D.C. Sports and Entertainment Commission Executive Director Bobby Goldwater blamed the cancellation on the eventís North Carolina-based promoter, National Grand Prix Holdings LLC, which he said "has repeatedly failed to meet commitments and obligations over the last several months to the commission and others."

Representatives of National Grand Prix Holdings could not be reached for comment.

Despite cancellation of this yearís June 27-29 event, Goldwater said the commission "remain(s) committed to our goal of bringing more events...to the city, including future motor sports events."

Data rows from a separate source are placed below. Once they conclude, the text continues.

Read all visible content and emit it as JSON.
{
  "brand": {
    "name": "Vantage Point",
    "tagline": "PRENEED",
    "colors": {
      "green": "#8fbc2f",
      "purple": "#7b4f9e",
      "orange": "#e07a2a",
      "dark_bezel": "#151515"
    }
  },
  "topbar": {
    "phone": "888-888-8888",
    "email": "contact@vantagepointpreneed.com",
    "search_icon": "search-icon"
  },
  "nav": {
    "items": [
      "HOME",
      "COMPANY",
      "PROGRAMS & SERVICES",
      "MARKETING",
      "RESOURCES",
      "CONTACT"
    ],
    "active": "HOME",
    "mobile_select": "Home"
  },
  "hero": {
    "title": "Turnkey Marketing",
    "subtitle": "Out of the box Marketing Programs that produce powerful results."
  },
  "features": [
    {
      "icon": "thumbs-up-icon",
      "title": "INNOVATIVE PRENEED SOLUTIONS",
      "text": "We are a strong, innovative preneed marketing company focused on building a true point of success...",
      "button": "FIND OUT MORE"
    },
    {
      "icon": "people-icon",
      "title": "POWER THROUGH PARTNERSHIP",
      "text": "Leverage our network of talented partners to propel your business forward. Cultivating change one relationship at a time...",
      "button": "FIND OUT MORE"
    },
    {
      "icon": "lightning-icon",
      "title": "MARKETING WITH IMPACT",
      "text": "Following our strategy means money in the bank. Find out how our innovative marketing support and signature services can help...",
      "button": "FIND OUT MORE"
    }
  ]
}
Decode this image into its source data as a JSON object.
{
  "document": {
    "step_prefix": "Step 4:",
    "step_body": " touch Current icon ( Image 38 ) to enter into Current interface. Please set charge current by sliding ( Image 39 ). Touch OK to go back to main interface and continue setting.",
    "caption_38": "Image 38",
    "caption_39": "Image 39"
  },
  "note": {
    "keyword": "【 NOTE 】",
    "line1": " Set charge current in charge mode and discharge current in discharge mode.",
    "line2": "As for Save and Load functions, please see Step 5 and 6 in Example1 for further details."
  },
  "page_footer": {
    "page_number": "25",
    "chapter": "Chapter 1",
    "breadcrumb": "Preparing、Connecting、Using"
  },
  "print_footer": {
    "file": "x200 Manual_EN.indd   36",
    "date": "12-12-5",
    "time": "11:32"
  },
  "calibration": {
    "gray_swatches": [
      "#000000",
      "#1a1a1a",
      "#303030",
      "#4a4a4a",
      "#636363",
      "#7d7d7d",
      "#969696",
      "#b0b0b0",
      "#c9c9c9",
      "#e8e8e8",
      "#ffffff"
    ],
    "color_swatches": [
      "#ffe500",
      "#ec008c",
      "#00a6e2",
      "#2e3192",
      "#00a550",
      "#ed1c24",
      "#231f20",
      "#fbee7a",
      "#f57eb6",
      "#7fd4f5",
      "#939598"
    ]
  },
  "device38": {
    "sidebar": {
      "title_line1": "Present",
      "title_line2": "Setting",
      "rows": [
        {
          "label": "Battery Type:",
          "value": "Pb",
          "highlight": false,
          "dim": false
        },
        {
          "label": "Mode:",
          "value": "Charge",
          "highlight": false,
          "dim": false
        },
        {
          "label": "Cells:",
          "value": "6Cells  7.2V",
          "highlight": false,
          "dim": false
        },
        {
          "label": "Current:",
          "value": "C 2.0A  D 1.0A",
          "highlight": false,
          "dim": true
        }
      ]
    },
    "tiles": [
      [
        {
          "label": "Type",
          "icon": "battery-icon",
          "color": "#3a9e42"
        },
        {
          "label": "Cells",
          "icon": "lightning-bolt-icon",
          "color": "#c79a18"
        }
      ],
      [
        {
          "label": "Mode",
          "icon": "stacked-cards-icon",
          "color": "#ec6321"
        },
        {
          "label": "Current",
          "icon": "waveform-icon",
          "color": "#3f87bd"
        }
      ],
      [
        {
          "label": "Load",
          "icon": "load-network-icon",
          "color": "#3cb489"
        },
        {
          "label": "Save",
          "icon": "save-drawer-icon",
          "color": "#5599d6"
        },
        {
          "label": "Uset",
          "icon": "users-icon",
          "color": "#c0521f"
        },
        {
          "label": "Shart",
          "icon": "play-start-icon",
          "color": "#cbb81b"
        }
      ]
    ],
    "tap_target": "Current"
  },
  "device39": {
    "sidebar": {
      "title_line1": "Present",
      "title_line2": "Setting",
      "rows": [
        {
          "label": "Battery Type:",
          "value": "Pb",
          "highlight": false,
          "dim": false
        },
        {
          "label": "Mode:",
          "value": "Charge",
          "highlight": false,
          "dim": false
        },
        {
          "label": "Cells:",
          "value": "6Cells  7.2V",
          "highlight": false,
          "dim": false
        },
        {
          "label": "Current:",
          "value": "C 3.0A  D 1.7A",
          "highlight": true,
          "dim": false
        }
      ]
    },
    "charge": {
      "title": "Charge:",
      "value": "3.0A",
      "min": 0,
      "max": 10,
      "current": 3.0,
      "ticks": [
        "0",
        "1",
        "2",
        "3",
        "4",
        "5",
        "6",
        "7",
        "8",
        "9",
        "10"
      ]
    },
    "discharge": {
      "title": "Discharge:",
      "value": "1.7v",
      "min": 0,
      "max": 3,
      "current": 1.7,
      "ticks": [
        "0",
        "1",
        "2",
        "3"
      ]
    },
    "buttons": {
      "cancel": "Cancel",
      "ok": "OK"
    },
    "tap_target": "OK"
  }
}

The city signed a 10-year contract with the race promoter in 2001 to host the series of Formula One racing events, sanctioned by the International Motor Sports Associationís American Le Mans Series, on the grounds of Robert F. Kennedy Stadium. The sports commission has refused to publicly disclose the contractís terms in their entirety, although it has acknowledged that the promoter can take up to 10 years to repay its half of the track construction costs. The commission was authorized to spend $5.1 million for that purpose.

Last summerís nationally televised inaugural event, which Goldwater said "generated some $12 million in direct spending," was hailed within days of its completion by Mayor Anthony A. Williams as a success that "exceeded our expectations." The mayorís office did not respond to The Common Denominatorís request for comment on the raceís cancellation.

Scott Atherton, president and chief executive officer of the American Le Mans Series, expressed "deep regret" over this yearís cancellation as a result of "operational problems on behalf of the event organizer." He asserted an "unwavering commitment by all involved" to eventually resume the D.C. event.

"We will do everything in our collective power to see that this race returns to our schedule in the near future," Atherton said.

But opponents of the race, including a coalition of nearby residents and environmentalists, expressed equal determination to see that the Grand Prix never returns to the RFK Stadium grounds.

"We intend to fight any continuation of that race," Kingman Park Civic Association President Frazer Walton Jr. told The Common Denominator.

Walton said his civic association was preparing a lawsuit "demanding all contracts and financial records" related to the Grand Prix when this yearís cancellation was announced on March 7. Less than 24 hours before the announcement, Walton said, a neighborhood committee also was formed to address safety and aesthetic concerns over the race promoterís failure to remove "junk stands, rubbish, jersey barriers and other debris" from the stadium grounds after the eventís completion last July.

"Somebodyís gonna have to clean that up," Walton said.

Neighborhood residents and environmental activists recently held a protest against this yearís race as part of a new "Green Scissors" campaign that recommended, among other budgetary items, cancellation of the Grand Prix as a way to protect taxpayers and the environment.

"Canceling this yearís Cadillac Grand Prix means less smog, less noise and more money in the Districtís coffers," said Chris Weiss, director of Friends of the Earthís D.C. Environmental Network, a coalition of local environmental groups.

City officials fined the Grand Prixís promoter last summer for exceeding the 60-decibel noise limit in residential areas. Parts of the racetrack, situated along the Anacostia River, were located within 50 yards of residentsí front doors along Oklahoma Avenue NE. A makeshift plywood "sound barrier" erected along the trackís chain-link fence perimeter was derided by neighborhood residents as falling far short of the promised high-tech noise abatement measures.

Copyright 2003, The Common Denominator